The moment the challenge set is handed out to a team, they'll have 8 weeks to complete their mission. Within this period, the team must research, analyze, build, and program the LEGO Mindstorms robot described by the set. Also, the team must use the programmed robot to fulfill their missions. But there is a catch.
Amongst other things, FIRST requires that the LEGO Mindstorms robot created by participants consists of no more than four motors and one Mindstorms programmable block. On top of that, the robot must be self-sufficient.
The judging sections
All things considered, the FLLC competition has the most comprehensive judging sections in the world. Apart from the Robot challenge or robot run, which is the life of the event, there are 3 judged sections. The sections include core values, robot design, and project. In the core values section of the FLLC competition, the teams are engaged with team building activities and they are judged based on their collaborative, inspirational, and teamwork capacities.
In the second section, robot design, the teams are judged technically based on the design of their LEGO Mindstorms robots. Each team will be invited to demonstrate the programming, mechanics, and innovation/strategy used in the execution of their LEGO Mindstorms robot. The sole purpose of this judging section is to see how well prepared the robots are for the table performance stage of the competition.

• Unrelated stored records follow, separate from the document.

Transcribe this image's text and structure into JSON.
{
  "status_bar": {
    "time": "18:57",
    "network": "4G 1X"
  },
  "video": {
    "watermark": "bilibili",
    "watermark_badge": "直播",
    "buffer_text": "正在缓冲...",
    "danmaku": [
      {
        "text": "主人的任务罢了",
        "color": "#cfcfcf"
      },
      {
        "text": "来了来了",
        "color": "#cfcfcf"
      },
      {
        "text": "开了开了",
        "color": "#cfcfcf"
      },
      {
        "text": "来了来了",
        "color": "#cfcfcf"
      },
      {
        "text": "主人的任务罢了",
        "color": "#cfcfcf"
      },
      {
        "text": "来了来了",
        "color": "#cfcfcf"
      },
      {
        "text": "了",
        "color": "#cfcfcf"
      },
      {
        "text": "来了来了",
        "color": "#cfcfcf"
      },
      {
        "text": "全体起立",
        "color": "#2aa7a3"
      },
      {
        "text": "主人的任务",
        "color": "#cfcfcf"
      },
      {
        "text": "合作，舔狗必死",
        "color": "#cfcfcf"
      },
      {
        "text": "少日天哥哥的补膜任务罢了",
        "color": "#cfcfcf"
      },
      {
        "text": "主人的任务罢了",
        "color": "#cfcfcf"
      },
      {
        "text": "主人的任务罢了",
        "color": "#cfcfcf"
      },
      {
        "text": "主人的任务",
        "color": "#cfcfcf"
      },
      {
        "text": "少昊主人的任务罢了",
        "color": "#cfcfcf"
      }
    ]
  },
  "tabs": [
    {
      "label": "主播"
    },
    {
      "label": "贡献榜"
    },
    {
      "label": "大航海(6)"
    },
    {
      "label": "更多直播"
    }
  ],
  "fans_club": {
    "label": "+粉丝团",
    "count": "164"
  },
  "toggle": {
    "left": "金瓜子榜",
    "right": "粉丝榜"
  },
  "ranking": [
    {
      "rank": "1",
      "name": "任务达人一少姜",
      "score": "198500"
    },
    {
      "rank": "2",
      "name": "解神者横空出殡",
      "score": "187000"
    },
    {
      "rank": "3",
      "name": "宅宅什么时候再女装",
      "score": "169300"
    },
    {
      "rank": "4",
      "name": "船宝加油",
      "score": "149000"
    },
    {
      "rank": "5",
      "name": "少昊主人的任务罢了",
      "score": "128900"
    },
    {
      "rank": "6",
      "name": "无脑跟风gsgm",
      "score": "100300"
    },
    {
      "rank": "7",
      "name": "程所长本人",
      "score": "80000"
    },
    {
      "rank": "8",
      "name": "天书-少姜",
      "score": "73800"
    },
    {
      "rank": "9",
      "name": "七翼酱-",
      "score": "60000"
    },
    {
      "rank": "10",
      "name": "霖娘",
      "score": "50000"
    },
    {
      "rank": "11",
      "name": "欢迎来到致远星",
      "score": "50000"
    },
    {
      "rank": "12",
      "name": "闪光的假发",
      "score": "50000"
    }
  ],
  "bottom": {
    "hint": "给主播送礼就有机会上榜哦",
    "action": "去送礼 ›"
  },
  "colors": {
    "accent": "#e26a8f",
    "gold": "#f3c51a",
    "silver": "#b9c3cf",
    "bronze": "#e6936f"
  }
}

The next stage of the competition is the project. In this section of the competition, the teams are asked to do a short presentation on the designated theme of the competition. It is a 5-minute presentation and the teams are expected to use that time to demonstrate an innovative or modified idea that would help solve the annual problem. Then the fun begins.
The table performance
There is no doubt that the table performance is the most entertaining aspect of the FLLC competition. If you have the pulse for LEGO-building, the table performance is for you. This section of the competition is where the teams compete against other teams with their robots.
When the table performance begins, the teams will be invited to compete on an official challenge mat similar to the one provided at the beginning of the competition season. Only two members of the team are allowed at the table during the match. But they can be substituted with other members of the team if their robot breaks down or there is a malfunction in its programming. No extra robots are allowed, and external help will result in disqualification.
Overall the FLLC competition is an entertaining competition that every LEGO lover out there should be a part of. Though it is tough, it gets easier with consistent practice. For best results, practice with any of the motor-focused LEGO sets fully equipped with LEGO lights.